ABOUT THIS EXERCISE: Each entry below must come back exactly as written, without its pictures.

[Web page and app entries]

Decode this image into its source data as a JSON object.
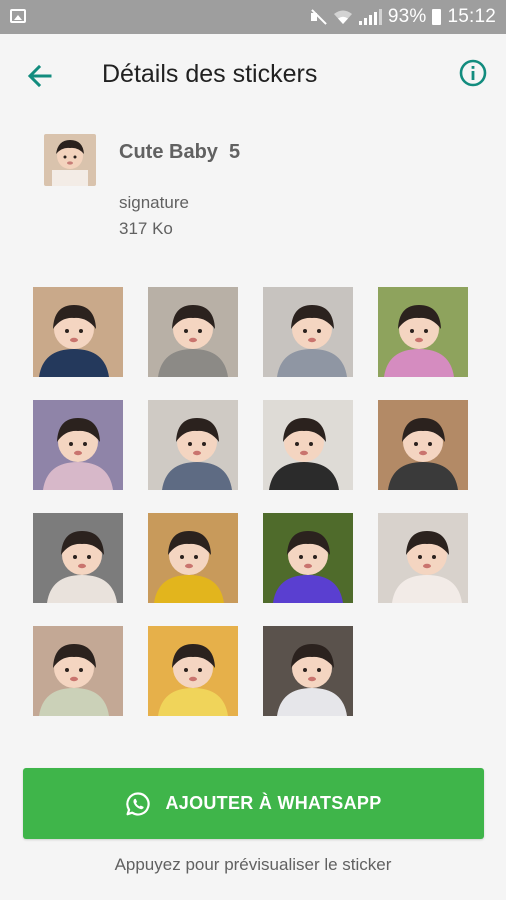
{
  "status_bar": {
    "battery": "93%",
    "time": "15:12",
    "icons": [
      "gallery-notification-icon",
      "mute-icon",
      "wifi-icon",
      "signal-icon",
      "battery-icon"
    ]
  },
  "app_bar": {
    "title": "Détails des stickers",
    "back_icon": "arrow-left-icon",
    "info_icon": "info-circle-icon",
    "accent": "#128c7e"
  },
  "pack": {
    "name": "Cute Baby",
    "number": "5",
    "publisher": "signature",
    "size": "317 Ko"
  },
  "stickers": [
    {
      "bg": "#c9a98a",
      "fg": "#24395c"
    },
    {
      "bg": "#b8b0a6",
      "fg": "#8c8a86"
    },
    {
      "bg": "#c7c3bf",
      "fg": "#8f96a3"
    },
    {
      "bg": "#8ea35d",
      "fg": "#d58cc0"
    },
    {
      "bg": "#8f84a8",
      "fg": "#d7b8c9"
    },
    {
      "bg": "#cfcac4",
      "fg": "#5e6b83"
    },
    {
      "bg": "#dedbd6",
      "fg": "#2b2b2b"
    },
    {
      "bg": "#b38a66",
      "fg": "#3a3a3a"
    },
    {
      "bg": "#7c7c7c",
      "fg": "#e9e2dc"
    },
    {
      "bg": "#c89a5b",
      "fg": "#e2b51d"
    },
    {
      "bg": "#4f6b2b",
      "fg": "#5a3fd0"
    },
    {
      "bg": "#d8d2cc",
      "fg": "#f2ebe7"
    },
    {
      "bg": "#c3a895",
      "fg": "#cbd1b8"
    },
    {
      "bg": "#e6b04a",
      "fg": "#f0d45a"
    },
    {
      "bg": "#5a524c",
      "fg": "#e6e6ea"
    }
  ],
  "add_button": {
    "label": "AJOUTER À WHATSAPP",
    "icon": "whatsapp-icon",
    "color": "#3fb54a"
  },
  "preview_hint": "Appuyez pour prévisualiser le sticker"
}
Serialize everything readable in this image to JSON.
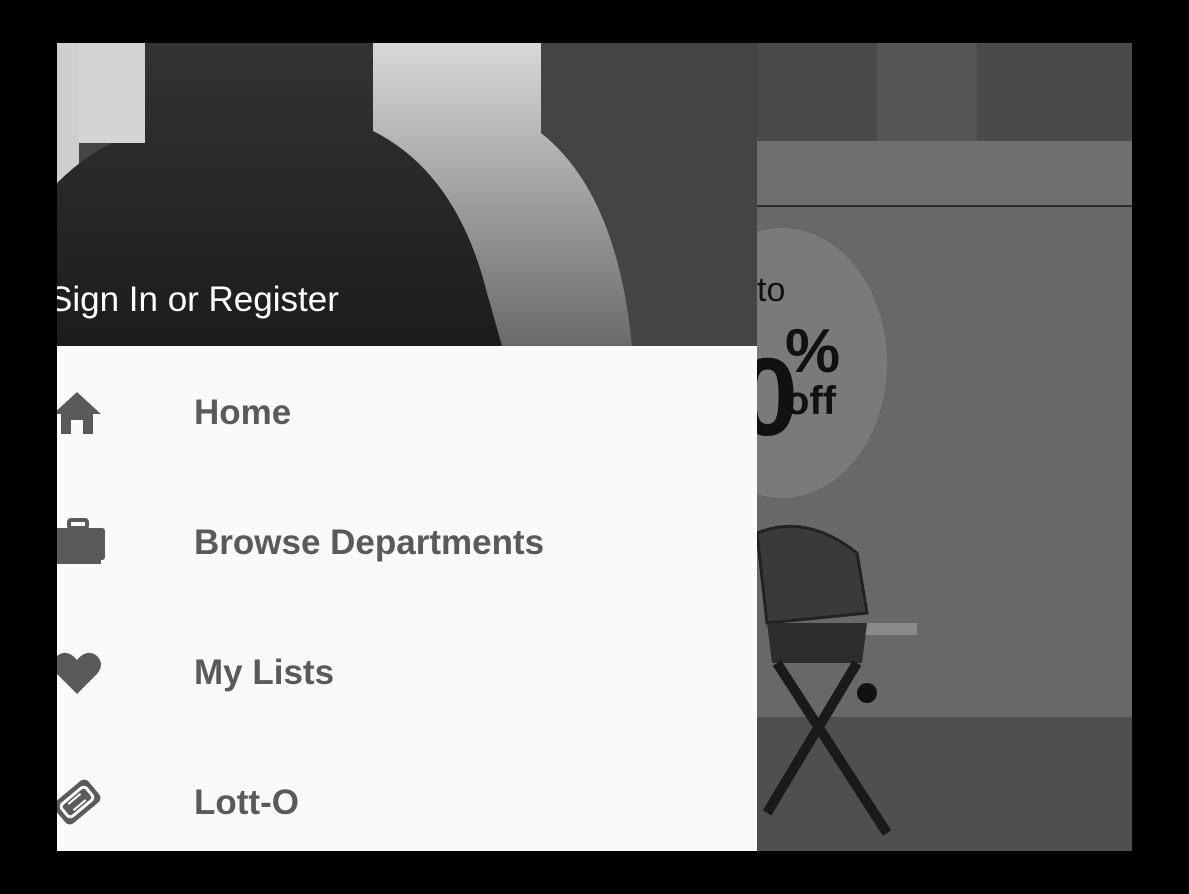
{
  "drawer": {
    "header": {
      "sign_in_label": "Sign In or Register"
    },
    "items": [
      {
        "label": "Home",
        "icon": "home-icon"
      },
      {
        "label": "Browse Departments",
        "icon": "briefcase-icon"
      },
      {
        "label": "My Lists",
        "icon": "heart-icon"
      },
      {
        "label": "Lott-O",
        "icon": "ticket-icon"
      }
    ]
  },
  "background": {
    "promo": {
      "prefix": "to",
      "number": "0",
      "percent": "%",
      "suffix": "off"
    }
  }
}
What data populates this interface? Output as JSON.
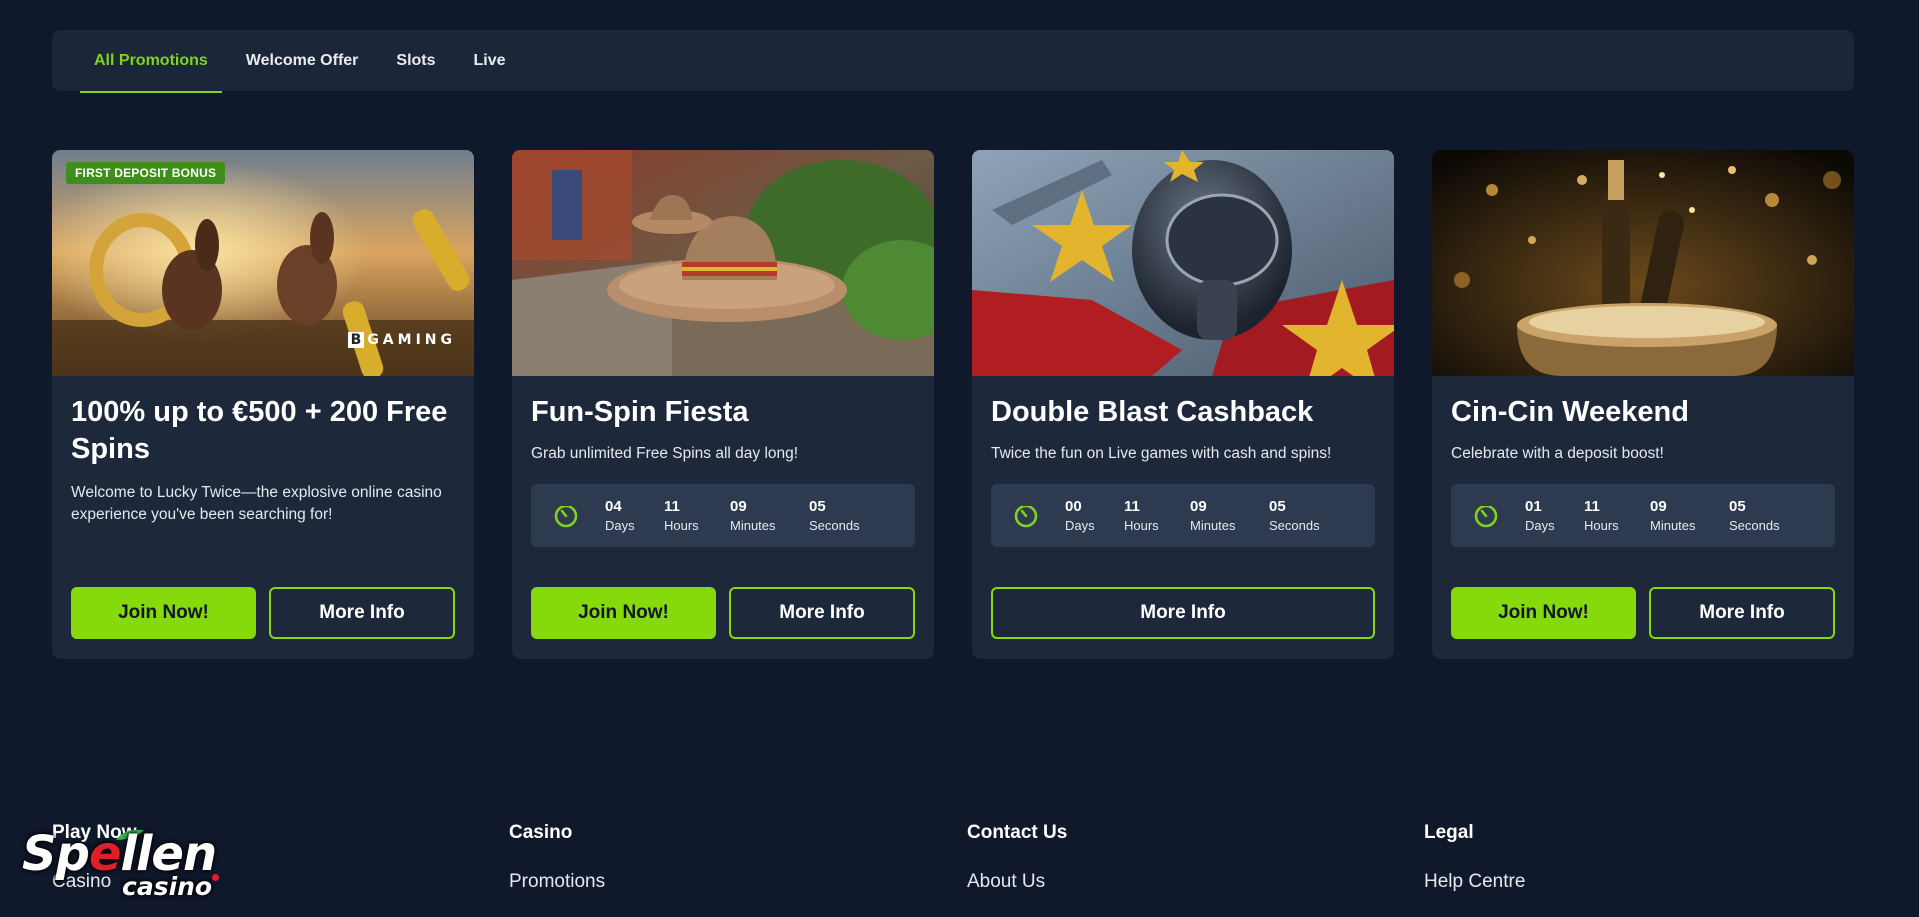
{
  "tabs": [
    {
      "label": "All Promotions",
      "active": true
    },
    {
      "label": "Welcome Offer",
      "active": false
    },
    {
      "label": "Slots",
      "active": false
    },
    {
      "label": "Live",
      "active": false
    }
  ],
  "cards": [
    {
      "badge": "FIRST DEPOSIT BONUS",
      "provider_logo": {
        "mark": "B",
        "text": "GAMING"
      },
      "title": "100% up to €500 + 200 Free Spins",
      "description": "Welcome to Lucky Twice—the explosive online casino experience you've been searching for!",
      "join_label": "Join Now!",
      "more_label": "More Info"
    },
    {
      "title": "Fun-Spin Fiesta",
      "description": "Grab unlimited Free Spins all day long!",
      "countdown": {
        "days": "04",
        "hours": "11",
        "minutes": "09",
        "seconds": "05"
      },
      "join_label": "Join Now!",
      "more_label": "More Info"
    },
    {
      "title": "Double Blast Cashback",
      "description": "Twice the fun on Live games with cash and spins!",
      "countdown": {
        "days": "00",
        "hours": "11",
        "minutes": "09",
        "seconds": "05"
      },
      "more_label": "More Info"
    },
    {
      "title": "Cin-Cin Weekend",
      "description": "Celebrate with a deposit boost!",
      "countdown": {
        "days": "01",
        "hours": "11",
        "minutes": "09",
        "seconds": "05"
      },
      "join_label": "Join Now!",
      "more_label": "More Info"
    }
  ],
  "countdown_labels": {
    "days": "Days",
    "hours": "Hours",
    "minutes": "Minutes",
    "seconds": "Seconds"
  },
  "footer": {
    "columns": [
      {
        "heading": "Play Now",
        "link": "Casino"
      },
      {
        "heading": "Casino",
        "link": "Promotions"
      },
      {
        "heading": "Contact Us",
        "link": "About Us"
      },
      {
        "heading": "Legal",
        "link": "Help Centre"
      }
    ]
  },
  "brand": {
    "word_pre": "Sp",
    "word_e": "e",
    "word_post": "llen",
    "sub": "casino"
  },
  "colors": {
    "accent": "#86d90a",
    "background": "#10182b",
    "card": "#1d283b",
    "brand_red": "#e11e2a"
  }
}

PROBLEM SOLUTION:
Decode this image into its source data as a JSON object.
{
  "status_bar": {
    "battery": "93%",
    "time": "15:12",
    "icons": [
      "gallery-notification-icon",
      "mute-icon",
      "wifi-icon",
      "signal-icon",
      "battery-icon"
    ]
  },
  "app_bar": {
    "title": "Détails des stickers",
    "back_icon": "arrow-left-icon",
    "info_icon": "info-circle-icon",
    "accent": "#128c7e"
  },
  "pack": {
    "name": "Cute Baby",
    "number": "5",
    "publisher": "signature",
    "size": "317 Ko"
  },
  "stickers": [
    {
      "bg": "#c9a98a",
      "fg": "#24395c"
    },
    {
      "bg": "#b8b0a6",
      "fg": "#8c8a86"
    },
    {
      "bg": "#c7c3bf",
      "fg": "#8f96a3"
    },
    {
      "bg": "#8ea35d",
      "fg": "#d58cc0"
    },
    {
      "bg": "#8f84a8",
      "fg": "#d7b8c9"
    },
    {
      "bg": "#cfcac4",
      "fg": "#5e6b83"
    },
    {
      "bg": "#dedbd6",
      "fg": "#2b2b2b"
    },
    {
      "bg": "#b38a66",
      "fg": "#3a3a3a"
    },
    {
      "bg": "#7c7c7c",
      "fg": "#e9e2dc"
    },
    {
      "bg": "#c89a5b",
      "fg": "#e2b51d"
    },
    {
      "bg": "#4f6b2b",
      "fg": "#5a3fd0"
    },
    {
      "bg": "#d8d2cc",
      "fg": "#f2ebe7"
    },
    {
      "bg": "#c3a895",
      "fg": "#cbd1b8"
    },
    {
      "bg": "#e6b04a",
      "fg": "#f0d45a"
    },
    {
      "bg": "#5a524c",
      "fg": "#e6e6ea"
    }
  ],
  "add_button": {
    "label": "AJOUTER À WHATSAPP",
    "icon": "whatsapp-icon",
    "color": "#3fb54a"
  },
  "preview_hint": "Appuyez pour prévisualiser le sticker"
}
Serialize everything readable in this image to JSON.
{
  "drawer": {
    "header": {
      "sign_in_label": "Sign In or Register"
    },
    "items": [
      {
        "label": "Home",
        "icon": "home-icon"
      },
      {
        "label": "Browse Departments",
        "icon": "briefcase-icon"
      },
      {
        "label": "My Lists",
        "icon": "heart-icon"
      },
      {
        "label": "Lott-O",
        "icon": "ticket-icon"
      }
    ]
  },
  "background": {
    "promo": {
      "prefix": "to",
      "number": "0",
      "percent": "%",
      "suffix": "off"
    }
  }
}
What data populates this interface? Output as JSON.
{
  "tabs": [
    {
      "label": "All Promotions",
      "active": true
    },
    {
      "label": "Welcome Offer",
      "active": false
    },
    {
      "label": "Slots",
      "active": false
    },
    {
      "label": "Live",
      "active": false
    }
  ],
  "cards": [
    {
      "badge": "FIRST DEPOSIT BONUS",
      "provider_logo": {
        "mark": "B",
        "text": "GAMING"
      },
      "title": "100% up to €500 + 200 Free Spins",
      "description": "Welcome to Lucky Twice—the explosive online casino experience you've been searching for!",
      "join_label": "Join Now!",
      "more_label": "More Info"
    },
    {
      "title": "Fun-Spin Fiesta",
      "description": "Grab unlimited Free Spins all day long!",
      "countdown": {
        "days": "04",
        "hours": "11",
        "minutes": "09",
        "seconds": "05"
      },
      "join_label": "Join Now!",
      "more_label": "More Info"
    },
    {
      "title": "Double Blast Cashback",
      "description": "Twice the fun on Live games with cash and spins!",
      "countdown": {
        "days": "00",
        "hours": "11",
        "minutes": "09",
        "seconds": "05"
      },
      "more_label": "More Info"
    },
    {
      "title": "Cin-Cin Weekend",
      "description": "Celebrate with a deposit boost!",
      "countdown": {
        "days": "01",
        "hours": "11",
        "minutes": "09",
        "seconds": "05"
      },
      "join_label": "Join Now!",
      "more_label": "More Info"
    }
  ],
  "countdown_labels": {
    "days": "Days",
    "hours": "Hours",
    "minutes": "Minutes",
    "seconds": "Seconds"
  },
  "footer": {
    "columns": [
      {
        "heading": "Play Now",
        "link": "Casino"
      },
      {
        "heading": "Casino",
        "link": "Promotions"
      },
      {
        "heading": "Contact Us",
        "link": "About Us"
      },
      {
        "heading": "Legal",
        "link": "Help Centre"
      }
    ]
  },
  "brand": {
    "word_pre": "Sp",
    "word_e": "e",
    "word_post": "llen",
    "sub": "casino"
  },
  "colors": {
    "accent": "#86d90a",
    "background": "#10182b",
    "card": "#1d283b",
    "brand_red": "#e11e2a"
  }
}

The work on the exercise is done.